You mention he comes back on the weekends “when he can.” I’m guessing you’ve evaluated whether it makes sense for you to move to his location. If it’s not an option to move there, do you have flexibility in your life to spend long weekends or larger chunks of time visiting him? Granted, if you have children then all that travel can be extra expensive and exhausting. Plus, if your husband’s job may not be permanent you don’t want to uproot yourself or the kids from their school and community. Assuming you can’t move to him due to professional or personal reasons, I recommend implementing a regular visit schedule, such as every-other-weekend. This helps you find a rhythm and have something to look forward to.

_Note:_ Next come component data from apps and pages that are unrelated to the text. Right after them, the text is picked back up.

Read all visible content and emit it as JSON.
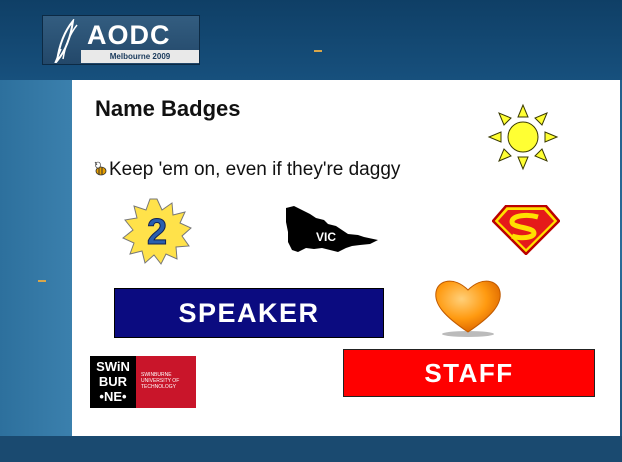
{
  "logo": {
    "name": "AODC",
    "subtitle": "Melbourne 2009"
  },
  "slide": {
    "title": "Name Badges",
    "bullet": "Keep 'em on, even if they're daggy"
  },
  "badges": {
    "number": "2",
    "vic": "VIC",
    "speaker": "SPEAKER",
    "staff": "STAFF",
    "swinburne": {
      "line1": "SWiN",
      "line2": "BUR",
      "line3": "•NE•",
      "red_text": "SWINBURNE UNIVERSITY OF TECHNOLOGY"
    }
  },
  "icons": [
    "feather-icon",
    "bee-bullet-icon",
    "sun-icon",
    "number-badge-icon",
    "victoria-map-icon",
    "superman-shield-icon",
    "heart-icon",
    "swinburne-logo"
  ],
  "colors": {
    "speaker_bg": "#0b0b80",
    "staff_bg": "#ff0000",
    "sun": "#ffff33",
    "heart": "#ff9a10",
    "background": "#1f5a86"
  }
}
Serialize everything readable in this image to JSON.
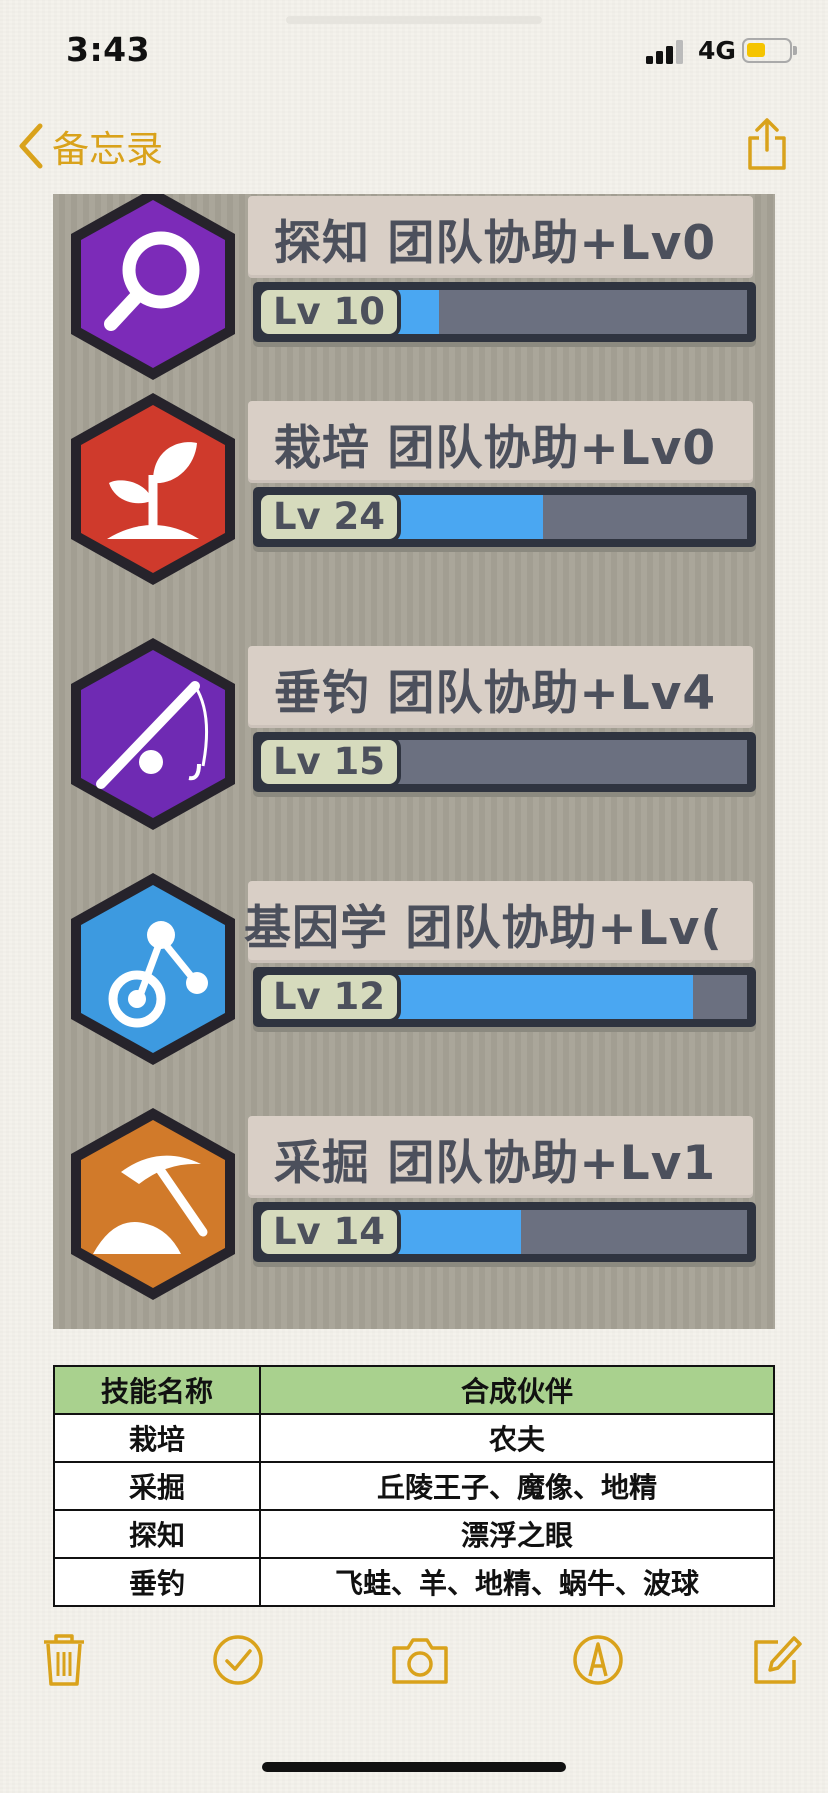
{
  "status": {
    "time": "3:43",
    "network": "4G",
    "battery_level": 0.45
  },
  "nav": {
    "back_label": "备忘录"
  },
  "colors": {
    "accent": "#d9a21b",
    "bar_fill": "#4aa7f2",
    "table_header": "#a9d18e"
  },
  "skills": [
    {
      "name": "探知 团队协助+Lv0",
      "level": "Lv 10",
      "progress": 0.14,
      "icon": "magnifier-icon"
    },
    {
      "name": "栽培 团队协助+Lv0",
      "level": "Lv 24",
      "progress": 0.43,
      "icon": "plant-icon"
    },
    {
      "name": "垂钓 团队协助+Lv4",
      "level": "Lv 15",
      "progress": 0.0,
      "icon": "fishing-rod-icon"
    },
    {
      "name": "基因学 团队协助+Lv(",
      "level": "Lv 12",
      "progress": 0.85,
      "icon": "molecule-icon"
    },
    {
      "name": "采掘 团队协助+Lv1",
      "level": "Lv 14",
      "progress": 0.37,
      "icon": "pickaxe-icon"
    }
  ],
  "table": {
    "headers": [
      "技能名称",
      "合成伙伴"
    ],
    "rows": [
      [
        "栽培",
        "农夫"
      ],
      [
        "采掘",
        "丘陵王子、魔像、地精"
      ],
      [
        "探知",
        "漂浮之眼"
      ],
      [
        "垂钓",
        "飞蛙、羊、地精、蜗牛、波球"
      ]
    ]
  },
  "toolbar": [
    "trash-icon",
    "checklist-icon",
    "camera-icon",
    "markup-icon",
    "compose-icon"
  ]
}
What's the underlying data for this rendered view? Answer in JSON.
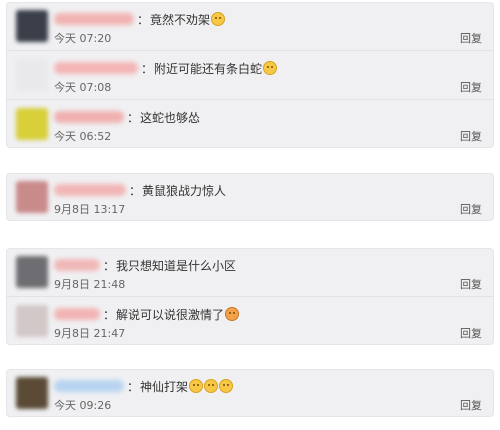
{
  "groups": [
    {
      "comments": [
        {
          "separator": "：",
          "text": "竟然不劝架",
          "emojis": [
            "grin-emoji"
          ],
          "time": "今天 07:20",
          "reply": "回复",
          "avatar_color": "#3b3f4a",
          "name_color": "#f2b3b3"
        },
        {
          "separator": "：",
          "text": "附近可能还有条白蛇",
          "emojis": [
            "cat-face-emoji"
          ],
          "time": "今天 07:08",
          "reply": "回复",
          "avatar_color": "#e9e9ec",
          "name_color": "#f4b5b5"
        },
        {
          "separator": "：",
          "text": "这蛇也够怂",
          "emojis": [],
          "time": "今天 06:52",
          "reply": "回复",
          "avatar_color": "#d8cf3a",
          "name_color": "#f0b0b0"
        }
      ]
    },
    {
      "comments": [
        {
          "separator": "：",
          "text": "黄鼠狼战力惊人",
          "emojis": [],
          "time": "9月8日 13:17",
          "reply": "回复",
          "avatar_color": "#c98a8a",
          "name_color": "#f2b6b6"
        }
      ]
    },
    {
      "comments": [
        {
          "separator": "：",
          "text": "我只想知道是什么小区",
          "emojis": [],
          "time": "9月8日 21:48",
          "reply": "回复",
          "avatar_color": "#6e6e72",
          "name_color": "#f0b8b8"
        },
        {
          "separator": "：",
          "text": "解说可以说很激情了",
          "emojis": [
            "cat-emoji"
          ],
          "time": "9月8日 21:47",
          "reply": "回复",
          "avatar_color": "#d2c8c8",
          "name_color": "#f2b4b4"
        }
      ]
    },
    {
      "comments": [
        {
          "separator": "：",
          "text": "神仙打架",
          "emojis": [
            "cat-face-emoji",
            "cat-face-emoji",
            "cat-face-emoji"
          ],
          "time": "今天 09:26",
          "reply": "回复",
          "avatar_color": "#5a4a36",
          "name_color": "#b7d3f0"
        }
      ]
    }
  ]
}
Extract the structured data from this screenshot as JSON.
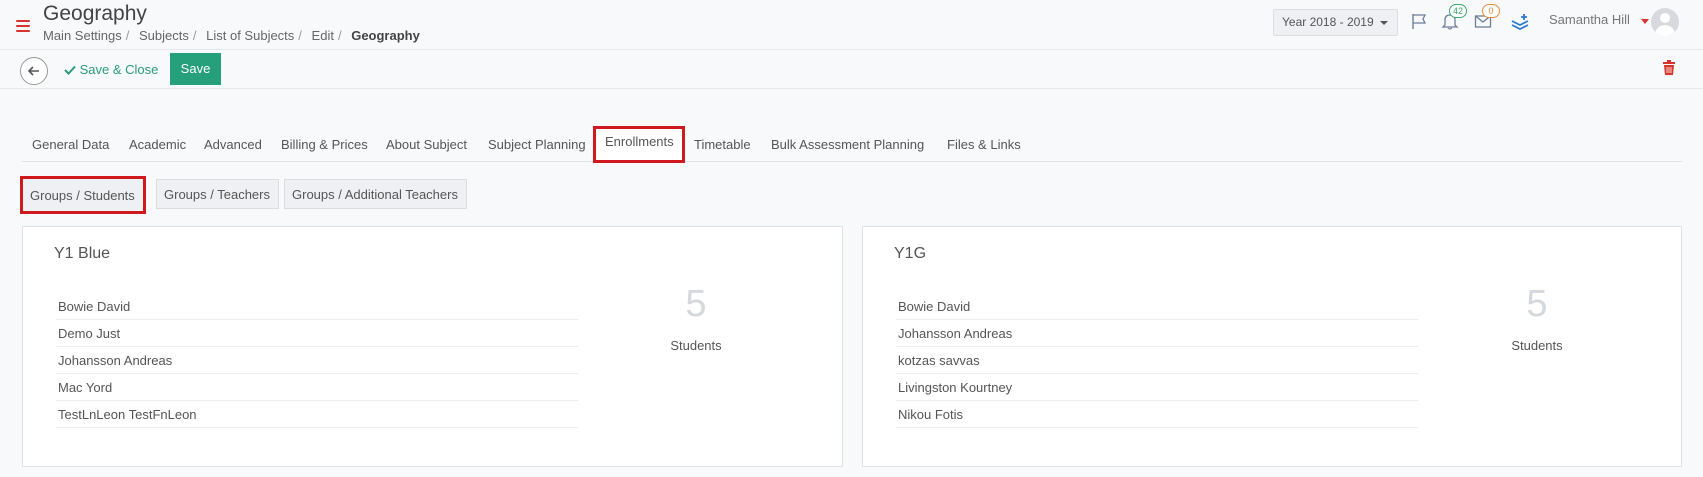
{
  "header": {
    "title": "Geography",
    "breadcrumb": [
      {
        "label": "Main Settings"
      },
      {
        "label": "Subjects"
      },
      {
        "label": "List of Subjects"
      },
      {
        "label": "Edit"
      }
    ],
    "breadcrumb_current": "Geography",
    "breadcrumb_separator": "/",
    "year_select": "Year 2018 - 2019",
    "notifications_count": "42",
    "messages_count": "0",
    "user_name": "Samantha Hill"
  },
  "toolbar": {
    "save_close_label": "Save & Close",
    "save_label": "Save"
  },
  "tabs": [
    {
      "label": "General Data"
    },
    {
      "label": "Academic"
    },
    {
      "label": "Advanced"
    },
    {
      "label": "Billing & Prices"
    },
    {
      "label": "About Subject"
    },
    {
      "label": "Subject Planning"
    },
    {
      "label": "Enrollments",
      "active": true
    },
    {
      "label": "Timetable"
    },
    {
      "label": "Bulk Assessment Planning"
    },
    {
      "label": "Files & Links"
    }
  ],
  "subtabs": [
    {
      "label": "Groups / Students",
      "active": true
    },
    {
      "label": "Groups / Teachers"
    },
    {
      "label": "Groups / Additional Teachers"
    }
  ],
  "groups": [
    {
      "name": "Y1 Blue",
      "students": [
        "Bowie David",
        "Demo Just",
        "Johansson Andreas",
        "Mac Yord",
        "TestLnLeon TestFnLeon"
      ],
      "count": "5",
      "count_label": "Students"
    },
    {
      "name": "Y1G",
      "students": [
        "Bowie David",
        "Johansson Andreas",
        "kotzas savvas",
        "Livingston Kourtney",
        "Nikou Fotis"
      ],
      "count": "5",
      "count_label": "Students"
    }
  ],
  "colors": {
    "accent_red": "#d9342b",
    "save_green": "#25a07b",
    "highlight_border": "#d0191e"
  }
}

Since you’re the one remaining in the primary home, inevitably you’ll deal with more of the day-to-day chores and errands. Neither of you should expect the other to magically know how to re-integrate back into the flow of the household without good communication about what happened while you were apart. Fortunately there are many ways to stay connected thanks to the help of technology. Set a Skype or FaceTime “date” and utilize email, texting, or audio texting to relay updates throughout the week.
Sure, it’s never easy to take on more of the domestic responsibilities (especially if your husband really pitched-in) but remember this circumstance is impermanent. No matter what, things will shift, become more familiar and you will find your new normal.
Long distance relationships come with their own unique set of challenges. However research has also shown that long distance romantic couples (including both married and partnered couples) generally enjoy equal or even higher levels of stability, satisfaction, commitment and trust than comparable geographically closer couples. Once you find a new groove, my hope is you can feel this is an opportunity to reinvigorate the relationship, including the one with yourself! Relish in having some space for you. Savor those moments when you can take up the whole bed, let your dirty clothes pile on the floor, eat cereal for dinner and feel like a bachelorette again.
Dr. Rachel Allyn is a licensed psychologist in private practice. Learn more about her unique style of therapy at DrRachelAllyn.com. Send questions to Rachel@DrRachelAllyn.com.